> **Problem to work on**: Look over the entries that follow. Report how many lines contain "Kartı", with nothing else.

○ ○ ○ ○ ○ ○ ○

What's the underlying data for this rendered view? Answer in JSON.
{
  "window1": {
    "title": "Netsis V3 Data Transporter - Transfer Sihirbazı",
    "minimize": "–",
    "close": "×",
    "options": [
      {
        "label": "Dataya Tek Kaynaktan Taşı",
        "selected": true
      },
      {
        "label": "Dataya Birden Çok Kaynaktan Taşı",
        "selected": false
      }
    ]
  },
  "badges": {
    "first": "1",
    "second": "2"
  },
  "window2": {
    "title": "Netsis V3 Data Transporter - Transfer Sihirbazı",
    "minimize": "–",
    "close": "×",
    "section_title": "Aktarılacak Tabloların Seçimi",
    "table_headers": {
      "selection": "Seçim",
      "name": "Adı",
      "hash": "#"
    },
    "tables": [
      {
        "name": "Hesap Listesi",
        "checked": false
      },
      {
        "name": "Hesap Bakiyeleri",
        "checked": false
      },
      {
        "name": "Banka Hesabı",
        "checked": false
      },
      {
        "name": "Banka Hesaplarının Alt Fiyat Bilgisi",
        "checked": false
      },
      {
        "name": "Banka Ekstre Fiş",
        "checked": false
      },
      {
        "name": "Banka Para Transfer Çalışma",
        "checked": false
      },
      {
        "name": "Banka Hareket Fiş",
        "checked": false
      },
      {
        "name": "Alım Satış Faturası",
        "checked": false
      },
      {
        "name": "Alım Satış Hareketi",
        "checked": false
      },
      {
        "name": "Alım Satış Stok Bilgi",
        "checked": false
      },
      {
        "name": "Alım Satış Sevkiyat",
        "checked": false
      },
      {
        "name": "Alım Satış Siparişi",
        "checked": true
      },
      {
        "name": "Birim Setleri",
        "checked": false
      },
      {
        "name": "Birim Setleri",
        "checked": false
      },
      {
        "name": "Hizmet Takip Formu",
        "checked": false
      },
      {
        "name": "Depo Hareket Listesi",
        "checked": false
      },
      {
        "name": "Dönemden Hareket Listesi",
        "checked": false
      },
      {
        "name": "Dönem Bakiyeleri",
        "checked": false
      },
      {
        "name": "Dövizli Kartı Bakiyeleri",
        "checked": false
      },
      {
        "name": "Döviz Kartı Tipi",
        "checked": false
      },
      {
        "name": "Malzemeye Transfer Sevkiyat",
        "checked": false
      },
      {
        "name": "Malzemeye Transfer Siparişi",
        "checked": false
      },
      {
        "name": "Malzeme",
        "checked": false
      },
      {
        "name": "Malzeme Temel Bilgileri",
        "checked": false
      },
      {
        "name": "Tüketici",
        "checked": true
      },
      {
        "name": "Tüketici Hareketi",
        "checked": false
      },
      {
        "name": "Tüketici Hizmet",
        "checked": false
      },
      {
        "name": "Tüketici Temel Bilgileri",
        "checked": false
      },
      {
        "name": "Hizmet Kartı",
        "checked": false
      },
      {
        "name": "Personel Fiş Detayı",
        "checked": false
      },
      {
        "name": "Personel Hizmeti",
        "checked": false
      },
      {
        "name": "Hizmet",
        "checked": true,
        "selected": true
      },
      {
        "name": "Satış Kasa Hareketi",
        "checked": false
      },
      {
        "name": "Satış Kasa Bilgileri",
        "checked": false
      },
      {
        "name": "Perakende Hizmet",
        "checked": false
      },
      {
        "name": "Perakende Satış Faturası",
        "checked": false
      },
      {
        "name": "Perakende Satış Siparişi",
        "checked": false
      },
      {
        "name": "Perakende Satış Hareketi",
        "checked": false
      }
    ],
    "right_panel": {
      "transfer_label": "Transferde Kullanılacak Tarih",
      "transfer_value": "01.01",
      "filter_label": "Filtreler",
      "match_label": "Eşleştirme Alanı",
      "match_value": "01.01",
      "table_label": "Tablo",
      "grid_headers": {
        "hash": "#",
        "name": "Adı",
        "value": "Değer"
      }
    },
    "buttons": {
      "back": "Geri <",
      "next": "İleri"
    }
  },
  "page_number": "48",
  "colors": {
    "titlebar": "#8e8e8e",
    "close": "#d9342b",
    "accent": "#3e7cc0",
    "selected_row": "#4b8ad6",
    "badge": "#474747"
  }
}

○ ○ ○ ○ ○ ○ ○

> **Final answer**: 3